_Action item_: Every line of the material below should be output exactly as written, with the images skipped.

_Materials provided_:
=======

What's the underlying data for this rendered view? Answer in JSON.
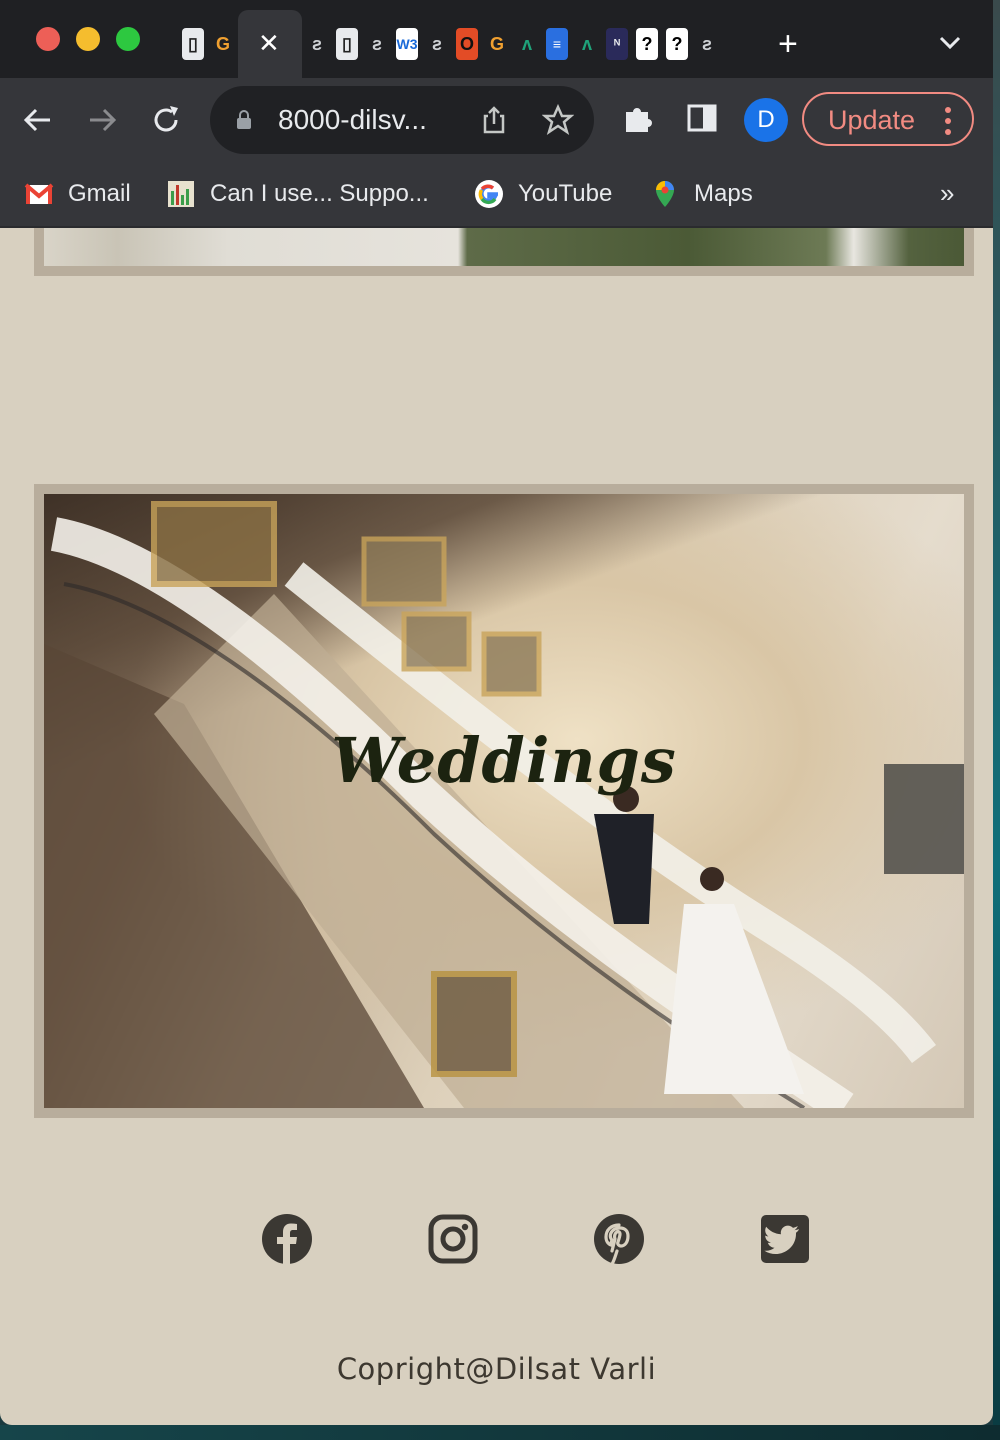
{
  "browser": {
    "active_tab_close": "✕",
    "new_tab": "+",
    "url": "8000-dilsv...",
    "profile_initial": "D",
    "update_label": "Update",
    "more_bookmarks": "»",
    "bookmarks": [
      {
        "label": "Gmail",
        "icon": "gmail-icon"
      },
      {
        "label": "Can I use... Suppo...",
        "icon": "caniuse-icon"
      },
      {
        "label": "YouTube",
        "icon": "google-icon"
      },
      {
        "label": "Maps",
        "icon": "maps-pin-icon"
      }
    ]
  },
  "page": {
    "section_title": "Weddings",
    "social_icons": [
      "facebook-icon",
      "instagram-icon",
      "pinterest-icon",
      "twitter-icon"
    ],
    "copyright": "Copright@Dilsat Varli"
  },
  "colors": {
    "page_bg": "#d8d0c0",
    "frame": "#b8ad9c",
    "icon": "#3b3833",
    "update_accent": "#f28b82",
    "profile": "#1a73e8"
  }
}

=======

_Output for this exercise_:
What's the underlying data for this rendered view? Answer in JSON.
{
  "browser": {
    "active_tab_close": "✕",
    "new_tab": "+",
    "url": "8000-dilsv...",
    "profile_initial": "D",
    "update_label": "Update",
    "more_bookmarks": "»",
    "bookmarks": [
      {
        "label": "Gmail",
        "icon": "gmail-icon"
      },
      {
        "label": "Can I use... Suppo...",
        "icon": "caniuse-icon"
      },
      {
        "label": "YouTube",
        "icon": "google-icon"
      },
      {
        "label": "Maps",
        "icon": "maps-pin-icon"
      }
    ]
  },
  "page": {
    "section_title": "Weddings",
    "social_icons": [
      "facebook-icon",
      "instagram-icon",
      "pinterest-icon",
      "twitter-icon"
    ],
    "copyright": "Copright@Dilsat Varli"
  },
  "colors": {
    "page_bg": "#d8d0c0",
    "frame": "#b8ad9c",
    "icon": "#3b3833",
    "update_accent": "#f28b82",
    "profile": "#1a73e8"
  }
}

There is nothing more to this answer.